Task directions:
With the string "NTFS" as the filter, copy each matching line from the records.

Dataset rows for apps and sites
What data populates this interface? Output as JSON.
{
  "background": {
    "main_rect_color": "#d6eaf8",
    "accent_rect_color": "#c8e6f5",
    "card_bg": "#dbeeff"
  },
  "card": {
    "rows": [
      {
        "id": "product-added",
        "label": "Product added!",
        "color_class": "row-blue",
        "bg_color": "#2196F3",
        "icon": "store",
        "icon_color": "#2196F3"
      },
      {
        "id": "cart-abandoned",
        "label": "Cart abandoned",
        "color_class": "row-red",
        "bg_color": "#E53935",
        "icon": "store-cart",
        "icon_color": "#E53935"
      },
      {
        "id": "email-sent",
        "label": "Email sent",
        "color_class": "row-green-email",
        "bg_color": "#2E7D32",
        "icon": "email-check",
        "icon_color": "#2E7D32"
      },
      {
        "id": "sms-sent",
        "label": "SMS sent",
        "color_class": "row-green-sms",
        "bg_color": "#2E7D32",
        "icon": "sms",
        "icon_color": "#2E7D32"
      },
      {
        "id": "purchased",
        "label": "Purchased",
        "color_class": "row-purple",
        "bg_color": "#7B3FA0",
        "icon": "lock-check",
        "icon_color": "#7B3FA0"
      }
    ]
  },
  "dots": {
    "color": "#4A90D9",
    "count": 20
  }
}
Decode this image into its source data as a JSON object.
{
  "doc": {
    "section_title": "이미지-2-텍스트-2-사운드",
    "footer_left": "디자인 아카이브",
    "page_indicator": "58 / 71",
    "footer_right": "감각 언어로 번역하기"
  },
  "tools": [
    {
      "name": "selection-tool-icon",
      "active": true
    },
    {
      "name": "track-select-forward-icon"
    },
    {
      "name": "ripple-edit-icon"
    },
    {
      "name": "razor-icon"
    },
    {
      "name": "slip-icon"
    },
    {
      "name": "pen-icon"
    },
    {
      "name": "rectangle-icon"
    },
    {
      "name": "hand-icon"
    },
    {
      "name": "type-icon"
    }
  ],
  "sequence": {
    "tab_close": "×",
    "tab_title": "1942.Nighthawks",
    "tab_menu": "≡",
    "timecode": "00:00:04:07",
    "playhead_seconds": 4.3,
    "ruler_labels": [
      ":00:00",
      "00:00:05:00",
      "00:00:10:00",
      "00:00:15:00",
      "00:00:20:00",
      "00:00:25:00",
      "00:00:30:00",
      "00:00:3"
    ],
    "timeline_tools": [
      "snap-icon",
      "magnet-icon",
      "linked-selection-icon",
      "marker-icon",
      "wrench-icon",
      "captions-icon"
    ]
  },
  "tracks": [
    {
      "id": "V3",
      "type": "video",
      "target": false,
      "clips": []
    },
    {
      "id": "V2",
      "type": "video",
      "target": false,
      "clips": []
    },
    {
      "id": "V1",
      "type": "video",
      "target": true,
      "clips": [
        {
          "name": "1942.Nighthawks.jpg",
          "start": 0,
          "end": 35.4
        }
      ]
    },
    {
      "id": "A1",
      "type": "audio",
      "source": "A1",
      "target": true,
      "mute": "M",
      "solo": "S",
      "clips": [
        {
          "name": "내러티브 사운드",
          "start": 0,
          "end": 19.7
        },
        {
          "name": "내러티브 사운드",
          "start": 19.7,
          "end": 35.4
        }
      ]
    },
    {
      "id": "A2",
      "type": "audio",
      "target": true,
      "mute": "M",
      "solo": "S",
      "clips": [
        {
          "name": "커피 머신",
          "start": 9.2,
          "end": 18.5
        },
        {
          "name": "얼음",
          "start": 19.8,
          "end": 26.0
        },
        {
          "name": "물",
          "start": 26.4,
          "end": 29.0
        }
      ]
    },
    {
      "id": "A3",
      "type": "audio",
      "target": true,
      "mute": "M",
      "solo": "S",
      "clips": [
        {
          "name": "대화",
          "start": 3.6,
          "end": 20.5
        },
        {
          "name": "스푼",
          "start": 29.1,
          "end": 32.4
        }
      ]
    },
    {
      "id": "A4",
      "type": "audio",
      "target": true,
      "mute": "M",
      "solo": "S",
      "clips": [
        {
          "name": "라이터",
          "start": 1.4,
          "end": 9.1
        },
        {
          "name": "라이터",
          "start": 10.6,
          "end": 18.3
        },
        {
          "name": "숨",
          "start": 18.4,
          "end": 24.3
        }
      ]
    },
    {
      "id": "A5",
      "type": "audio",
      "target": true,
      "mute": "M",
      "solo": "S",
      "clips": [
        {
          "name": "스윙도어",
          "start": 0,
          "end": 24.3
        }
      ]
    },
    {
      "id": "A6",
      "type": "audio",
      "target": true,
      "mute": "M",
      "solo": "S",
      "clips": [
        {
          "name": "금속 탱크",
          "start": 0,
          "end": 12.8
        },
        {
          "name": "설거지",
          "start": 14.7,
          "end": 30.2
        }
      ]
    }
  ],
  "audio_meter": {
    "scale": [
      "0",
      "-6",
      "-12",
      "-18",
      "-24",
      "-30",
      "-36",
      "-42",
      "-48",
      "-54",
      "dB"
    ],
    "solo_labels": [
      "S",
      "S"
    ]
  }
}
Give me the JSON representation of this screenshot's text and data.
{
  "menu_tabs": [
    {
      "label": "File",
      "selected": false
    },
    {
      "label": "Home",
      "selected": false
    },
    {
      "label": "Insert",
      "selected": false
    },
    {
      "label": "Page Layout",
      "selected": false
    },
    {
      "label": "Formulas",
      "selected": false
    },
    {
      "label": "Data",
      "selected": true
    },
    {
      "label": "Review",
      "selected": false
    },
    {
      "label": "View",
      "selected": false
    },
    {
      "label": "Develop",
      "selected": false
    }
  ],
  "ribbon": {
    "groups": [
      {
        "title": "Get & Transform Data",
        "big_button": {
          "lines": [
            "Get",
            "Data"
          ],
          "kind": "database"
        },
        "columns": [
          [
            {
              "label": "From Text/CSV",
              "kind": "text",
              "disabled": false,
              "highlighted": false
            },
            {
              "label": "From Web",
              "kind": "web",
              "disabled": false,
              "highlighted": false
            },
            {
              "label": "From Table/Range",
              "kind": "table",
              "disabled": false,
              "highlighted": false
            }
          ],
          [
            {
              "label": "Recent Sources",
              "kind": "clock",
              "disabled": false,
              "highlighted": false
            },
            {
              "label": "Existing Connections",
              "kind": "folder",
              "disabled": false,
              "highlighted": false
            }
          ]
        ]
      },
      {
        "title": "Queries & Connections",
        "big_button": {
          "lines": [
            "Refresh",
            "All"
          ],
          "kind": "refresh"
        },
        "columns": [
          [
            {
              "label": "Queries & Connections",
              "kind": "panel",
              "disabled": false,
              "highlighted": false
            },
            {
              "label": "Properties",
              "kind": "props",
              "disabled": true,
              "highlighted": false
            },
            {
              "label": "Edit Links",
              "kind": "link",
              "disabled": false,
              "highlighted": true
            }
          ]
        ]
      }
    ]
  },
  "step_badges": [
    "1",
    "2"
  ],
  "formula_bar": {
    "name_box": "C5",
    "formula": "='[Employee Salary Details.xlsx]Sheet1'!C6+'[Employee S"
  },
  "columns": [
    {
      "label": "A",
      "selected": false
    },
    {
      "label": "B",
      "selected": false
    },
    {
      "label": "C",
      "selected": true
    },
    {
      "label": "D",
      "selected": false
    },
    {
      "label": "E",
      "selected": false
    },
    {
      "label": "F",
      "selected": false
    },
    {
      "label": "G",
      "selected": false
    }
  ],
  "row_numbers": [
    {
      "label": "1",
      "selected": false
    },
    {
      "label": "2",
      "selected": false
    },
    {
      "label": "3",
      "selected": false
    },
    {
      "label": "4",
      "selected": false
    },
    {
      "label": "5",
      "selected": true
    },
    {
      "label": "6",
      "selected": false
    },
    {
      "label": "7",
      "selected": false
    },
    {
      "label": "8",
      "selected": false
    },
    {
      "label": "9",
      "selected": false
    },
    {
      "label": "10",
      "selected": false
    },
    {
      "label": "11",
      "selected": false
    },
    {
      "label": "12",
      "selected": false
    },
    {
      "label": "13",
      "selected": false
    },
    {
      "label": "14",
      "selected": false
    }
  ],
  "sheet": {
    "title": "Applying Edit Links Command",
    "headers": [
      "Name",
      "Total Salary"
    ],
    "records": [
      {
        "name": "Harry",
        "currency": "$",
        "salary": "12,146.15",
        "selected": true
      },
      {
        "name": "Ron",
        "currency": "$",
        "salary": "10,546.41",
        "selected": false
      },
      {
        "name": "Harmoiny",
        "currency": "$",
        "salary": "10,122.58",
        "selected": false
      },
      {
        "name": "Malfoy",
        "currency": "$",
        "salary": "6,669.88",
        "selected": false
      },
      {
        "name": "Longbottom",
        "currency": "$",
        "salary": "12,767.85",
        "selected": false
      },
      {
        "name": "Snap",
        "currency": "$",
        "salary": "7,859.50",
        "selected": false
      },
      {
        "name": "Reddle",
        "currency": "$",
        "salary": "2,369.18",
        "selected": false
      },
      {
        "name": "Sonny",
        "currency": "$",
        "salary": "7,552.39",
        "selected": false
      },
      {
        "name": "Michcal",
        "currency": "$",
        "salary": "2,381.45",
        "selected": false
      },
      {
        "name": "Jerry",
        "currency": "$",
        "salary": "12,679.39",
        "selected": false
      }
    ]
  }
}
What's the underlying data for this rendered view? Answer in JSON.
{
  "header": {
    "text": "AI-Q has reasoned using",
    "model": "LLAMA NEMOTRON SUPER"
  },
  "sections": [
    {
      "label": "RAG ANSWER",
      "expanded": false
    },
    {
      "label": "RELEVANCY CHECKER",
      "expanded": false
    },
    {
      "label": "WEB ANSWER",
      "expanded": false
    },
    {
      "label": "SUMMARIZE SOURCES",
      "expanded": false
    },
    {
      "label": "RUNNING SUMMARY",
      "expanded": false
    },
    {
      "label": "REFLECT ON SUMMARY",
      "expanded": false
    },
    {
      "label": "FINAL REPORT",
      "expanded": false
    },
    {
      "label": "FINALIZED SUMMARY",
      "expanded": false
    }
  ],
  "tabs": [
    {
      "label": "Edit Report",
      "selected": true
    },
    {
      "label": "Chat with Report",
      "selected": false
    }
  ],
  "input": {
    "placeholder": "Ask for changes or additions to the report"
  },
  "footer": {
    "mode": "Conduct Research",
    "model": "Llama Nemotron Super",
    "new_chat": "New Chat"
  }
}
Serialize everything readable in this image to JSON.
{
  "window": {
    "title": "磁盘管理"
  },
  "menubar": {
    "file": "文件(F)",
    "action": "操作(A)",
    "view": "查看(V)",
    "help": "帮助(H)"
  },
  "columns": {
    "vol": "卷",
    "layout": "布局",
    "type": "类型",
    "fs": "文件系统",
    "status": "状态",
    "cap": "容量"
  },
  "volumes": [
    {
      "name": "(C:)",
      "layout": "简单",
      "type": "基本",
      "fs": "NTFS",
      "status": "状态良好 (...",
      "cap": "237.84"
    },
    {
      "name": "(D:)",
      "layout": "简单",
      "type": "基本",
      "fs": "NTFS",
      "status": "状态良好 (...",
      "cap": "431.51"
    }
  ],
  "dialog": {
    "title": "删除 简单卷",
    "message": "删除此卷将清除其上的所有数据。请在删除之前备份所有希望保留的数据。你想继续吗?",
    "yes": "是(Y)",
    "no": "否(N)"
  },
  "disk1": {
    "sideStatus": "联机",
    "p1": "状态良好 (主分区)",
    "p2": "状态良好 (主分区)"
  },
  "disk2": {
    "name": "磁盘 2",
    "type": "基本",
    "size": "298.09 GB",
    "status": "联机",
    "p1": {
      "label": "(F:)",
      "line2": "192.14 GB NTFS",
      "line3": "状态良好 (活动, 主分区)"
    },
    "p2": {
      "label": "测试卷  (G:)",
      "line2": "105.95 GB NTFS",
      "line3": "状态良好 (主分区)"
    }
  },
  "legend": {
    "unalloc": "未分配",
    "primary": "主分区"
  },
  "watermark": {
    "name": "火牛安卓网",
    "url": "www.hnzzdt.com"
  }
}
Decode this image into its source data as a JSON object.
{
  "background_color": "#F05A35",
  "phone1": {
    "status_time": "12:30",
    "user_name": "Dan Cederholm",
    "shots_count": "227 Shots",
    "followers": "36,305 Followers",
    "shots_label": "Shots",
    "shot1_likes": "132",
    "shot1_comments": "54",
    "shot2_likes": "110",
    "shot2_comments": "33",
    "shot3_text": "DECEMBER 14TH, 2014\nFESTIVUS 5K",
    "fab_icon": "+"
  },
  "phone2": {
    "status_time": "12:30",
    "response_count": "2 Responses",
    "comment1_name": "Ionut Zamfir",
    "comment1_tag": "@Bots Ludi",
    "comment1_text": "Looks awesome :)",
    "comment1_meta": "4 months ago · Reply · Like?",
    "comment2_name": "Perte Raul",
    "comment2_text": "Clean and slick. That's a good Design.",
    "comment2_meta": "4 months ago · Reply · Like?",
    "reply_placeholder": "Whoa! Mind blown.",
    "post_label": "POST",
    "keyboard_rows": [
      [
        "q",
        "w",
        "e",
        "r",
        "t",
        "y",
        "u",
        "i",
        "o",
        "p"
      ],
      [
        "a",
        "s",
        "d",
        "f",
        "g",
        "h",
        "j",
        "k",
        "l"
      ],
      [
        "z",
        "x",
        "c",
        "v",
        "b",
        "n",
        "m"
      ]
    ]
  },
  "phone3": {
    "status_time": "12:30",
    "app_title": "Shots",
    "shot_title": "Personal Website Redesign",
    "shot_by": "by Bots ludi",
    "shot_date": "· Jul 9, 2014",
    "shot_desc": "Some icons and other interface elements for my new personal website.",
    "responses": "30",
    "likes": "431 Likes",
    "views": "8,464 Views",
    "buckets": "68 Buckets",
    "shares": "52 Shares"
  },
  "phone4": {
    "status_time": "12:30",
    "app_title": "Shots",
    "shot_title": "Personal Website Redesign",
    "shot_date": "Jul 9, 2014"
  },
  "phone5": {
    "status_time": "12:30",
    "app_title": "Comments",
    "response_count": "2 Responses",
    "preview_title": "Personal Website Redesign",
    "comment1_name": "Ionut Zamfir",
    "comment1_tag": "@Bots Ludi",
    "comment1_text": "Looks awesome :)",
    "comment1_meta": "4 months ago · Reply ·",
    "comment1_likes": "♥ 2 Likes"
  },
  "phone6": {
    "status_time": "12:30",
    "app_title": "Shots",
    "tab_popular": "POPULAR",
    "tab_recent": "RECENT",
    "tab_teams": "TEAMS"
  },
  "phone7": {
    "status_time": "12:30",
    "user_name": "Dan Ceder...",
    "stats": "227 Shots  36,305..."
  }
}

Written reply:
      "fs": "NTFS",
      "fs": "NTFS",
      "line2": "192.14 GB NTFS",
      "line2": "105.95 GB NTFS",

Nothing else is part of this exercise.